|Deschanel, the It girl for quirkiness|
Am I just bitter because there is no chance that I will ever be the Quirky Girl that everyone loves? Am I just envious? Perhaps. Possibly that is so ... or is it because the world seems like a much more serious place and I want grown men and women to behave a tad more seriously (oh, that old lament ALC? yes, that old lament). Quirky Girl's predominance has been emerging for decades now. She is the It Girl of the 21stc.
Let us examine this anthropological specimen closely:
Her physical attributes:
> Young (never over 30, ever young).
> Sexy but not threatening.
> Pretty but not beautiful.
> Never fat (because then she becomes something else ... perhaps Fat Party Girl, another species entirely).
> Sexually appealing to boys and men.
> Ditzy ... but that's just a cover for being clever in a unconventional way.
> Unwise to the ways of the world.
> Always cute and dresses in same said manner usually in bright colours, makeup and occasionally hats (sometimes with pretty dresses) and always in a cute, quirky fashion. Might also be a bit slovenly but that just adds to the cuteness.
> Pop-eyed enthusiasm (see picture above) for the world and all it brings.
Where does she abide in popular culture?
Her predecessors are legion: the characters of Gidget and Tammy (film series in the 1950s and 60s); Laugh-In go-go girl Goldie Hawn in the late 1960s; Diane Keaton in Annie Hall in the 1970s; the character of Mayim Bialik in Blossom and Lisa Bonet (in general) in the 1980s; the sometimes sullen character of Rayanne in the TV series My So-called Life in the 1990s; the character of Clementine in Eternal Sunshine of the Spotless Mind in the 2000s.
Her current manifestations: Greta Gerwig in Noah Baumbach's Frances Ha (2012); Zoe Kazan in Ruby Sparks (2012) written by Kazan herself; the character of Ramona Flowers in Scott Pilgrim vs. The World (2010); the character of Summer (Ms. Deschanel again) in 500 Days of Summer (2009); and, of course, The New Girl Zooey Deschanel in ... anything.
I want to put Lena Dunham of the HBO TV series Girls in this category but she doesn't quite fit ... being a little too cerebral, not really pretty/cute or not cute in that customary quirky way. And I honestly think she is trying to do something quite different for young women and their self-image. (Why she is on the verge of quirky: gets tattoos like many a wannebe bad girl but they are from Eloise as if she is saying, "See, just kidding, I'm not really a bad girl!" Quirky.)
Why is the Quirky Girl so popular? Why won't she go away?
She is non-threatening. She represents youth and beauty (fine things in and of themselves) unspoiled by womanhood and maternity and responsibility. She is not fully perceived as an adult woman but is closer to a doll or a sex toy; therefore, pliable, easier to manipulate, undemanding. She is attainable, manageable, and she is the female mirror image of the Fan Boy who refuses to grow up.

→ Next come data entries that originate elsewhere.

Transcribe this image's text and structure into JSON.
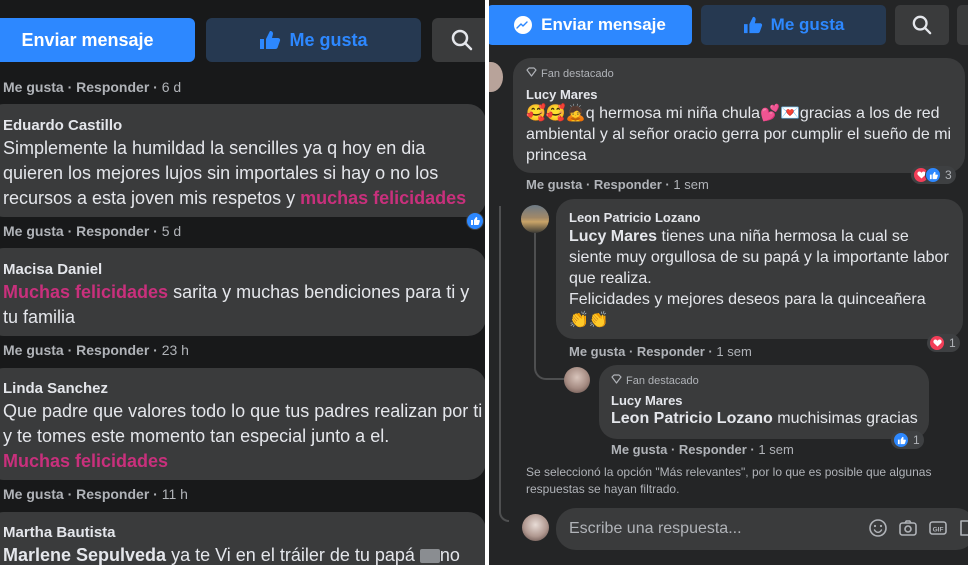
{
  "left": {
    "actions": {
      "send_message": "Enviar mensaje",
      "like_page": "Me gusta"
    },
    "comments": [
      {
        "meta": {
          "like": "Me gusta",
          "reply": "Responder",
          "time": "6 d"
        }
      },
      {
        "author": "Eduardo Castillo",
        "text": "Simplemente la humildad la sencilles ya q hoy en dia quieren los mejores lujos sin importales si hay o no los recursos a esta joven mis respetos y ",
        "highlight": "muchas felicidades",
        "meta": {
          "like": "Me gusta",
          "reply": "Responder",
          "time": "5 d"
        }
      },
      {
        "author": "Macisa Daniel",
        "highlight": "Muchas felicidades",
        "text": " sarita y muchas bendiciones para ti y tu familia",
        "meta": {
          "like": "Me gusta",
          "reply": "Responder",
          "time": "23 h"
        }
      },
      {
        "author": "Linda Sanchez",
        "text": "Que padre que valores todo lo que tus padres realizan por ti y te tomes este momento tan especial junto a el.",
        "highlight": "Muchas felicidades",
        "meta": {
          "like": "Me gusta",
          "reply": "Responder",
          "time": "11 h"
        }
      },
      {
        "author": "Martha Bautista",
        "mention": "Marlene Sepulveda",
        "text": " ya te Vi en el tráiler de tu papá",
        "trail": "no"
      }
    ]
  },
  "right": {
    "actions": {
      "send_message": "Enviar mensaje",
      "like_page": "Me gusta"
    },
    "comment1": {
      "badge": "Fan destacado",
      "author": "Lucy Mares",
      "emoji_lead": "🥰🥰🙇",
      "text_a": "q hermosa mi niña chula",
      "emoji_mid": "💕💌",
      "text_b": "gracias a los de red ambiental y al señor oracio gerra por cumplir el sueño de mi princesa",
      "meta": {
        "like": "Me gusta",
        "reply": "Responder",
        "time": "1 sem"
      },
      "reaction_count": "3"
    },
    "reply1": {
      "author": "Leon Patricio Lozano",
      "mention": "Lucy Mares",
      "text": " tienes una niña hermosa la cual se siente muy orgullosa de su papá y la importante labor que realiza.",
      "text2": "Felicidades y mejores deseos para la quinceañera",
      "emoji": "👏👏",
      "meta": {
        "like": "Me gusta",
        "reply": "Responder",
        "time": "1 sem"
      },
      "reaction_count": "1"
    },
    "reply2": {
      "badge": "Fan destacado",
      "author": "Lucy Mares",
      "mention": "Leon Patricio Lozano",
      "text": " muchisimas gracias",
      "meta": {
        "like": "Me gusta",
        "reply": "Responder",
        "time": "1 sem"
      },
      "reaction_count": "1"
    },
    "notice": "Se seleccionó la opción \"Más relevantes\", por lo que es posible que algunas respuestas se hayan filtrado.",
    "reply_input": {
      "placeholder": "Escribe una respuesta..."
    },
    "colors": {
      "accent": "#2d88ff",
      "highlight": "#c8307c",
      "bubble": "#3a3b3c"
    }
  }
}
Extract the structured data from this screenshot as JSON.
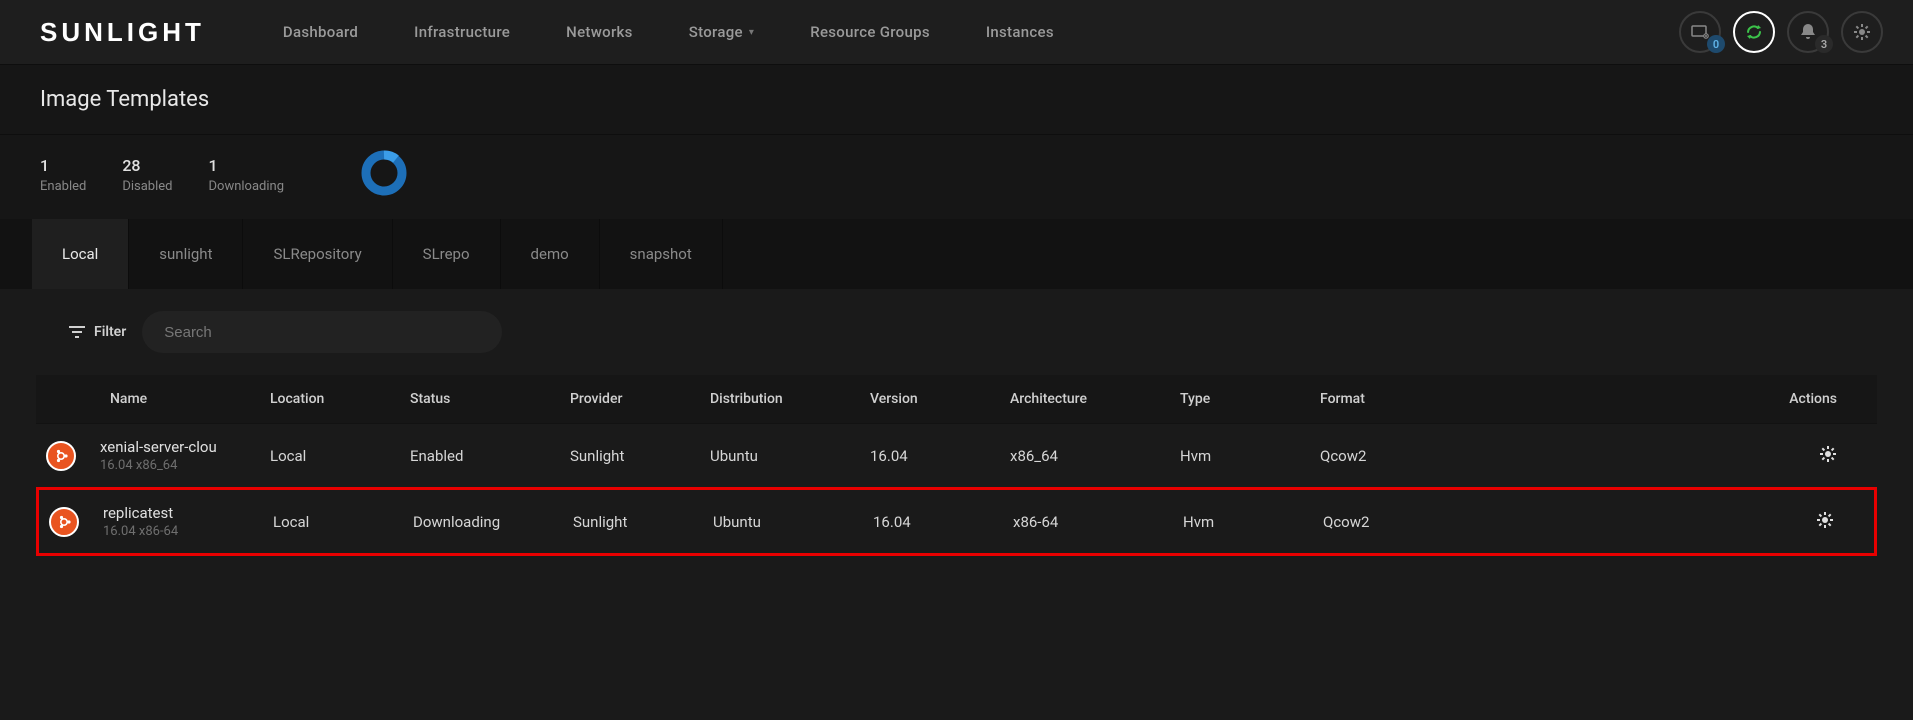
{
  "brand": "SUNLIGHT",
  "nav": {
    "dashboard": "Dashboard",
    "infrastructure": "Infrastructure",
    "networks": "Networks",
    "storage": "Storage",
    "resource_groups": "Resource Groups",
    "instances": "Instances"
  },
  "top_icons": {
    "monitor_badge": "0",
    "notifications_badge": "3"
  },
  "page": {
    "title": "Image Templates"
  },
  "stats": {
    "enabled": {
      "value": "1",
      "label": "Enabled"
    },
    "disabled": {
      "value": "28",
      "label": "Disabled"
    },
    "downloading": {
      "value": "1",
      "label": "Downloading"
    }
  },
  "tabs": [
    "Local",
    "sunlight",
    "SLRepository",
    "SLrepo",
    "demo",
    "snapshot"
  ],
  "filter": {
    "label": "Filter",
    "search_placeholder": "Search"
  },
  "columns": {
    "name": "Name",
    "location": "Location",
    "status": "Status",
    "provider": "Provider",
    "distribution": "Distribution",
    "version": "Version",
    "architecture": "Architecture",
    "type": "Type",
    "format": "Format",
    "actions": "Actions"
  },
  "rows": [
    {
      "name": "xenial-server-clou",
      "subtitle": "16.04 x86_64",
      "location": "Local",
      "status": "Enabled",
      "provider": "Sunlight",
      "distribution": "Ubuntu",
      "version": "16.04",
      "architecture": "x86_64",
      "type": "Hvm",
      "format": "Qcow2",
      "highlighted": false
    },
    {
      "name": "replicatest",
      "subtitle": "16.04 x86-64",
      "location": "Local",
      "status": "Downloading",
      "provider": "Sunlight",
      "distribution": "Ubuntu",
      "version": "16.04",
      "architecture": "x86-64",
      "type": "Hvm",
      "format": "Qcow2",
      "highlighted": true
    }
  ]
}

I would not mind the attire, which personally I think is rather adorable; however, I mind the lack of involvement with the world, with real life. If only they could get their sh*t together and try to make things better instead of just trying to manage their moods and their wardrobes.
|Lena Dunham, on the verge of quirky|
She is a concrete manifestation of arrested development - an example of the desire to avoid engagement with the real world, with adulthood. And who could blame her really? I don't want every female to turn into a boring old married lady (ahem) with kids ... it's not that at all.
But seriously, cute after 30 is not cute. Cute after 30 is ... disturbing. It's unappealing. It's depressing. But maybe, okay ... let's not let her die. Maybe we should just hang out with her for a while and then go shopping with her for new clothes. Yeah, that would be nice.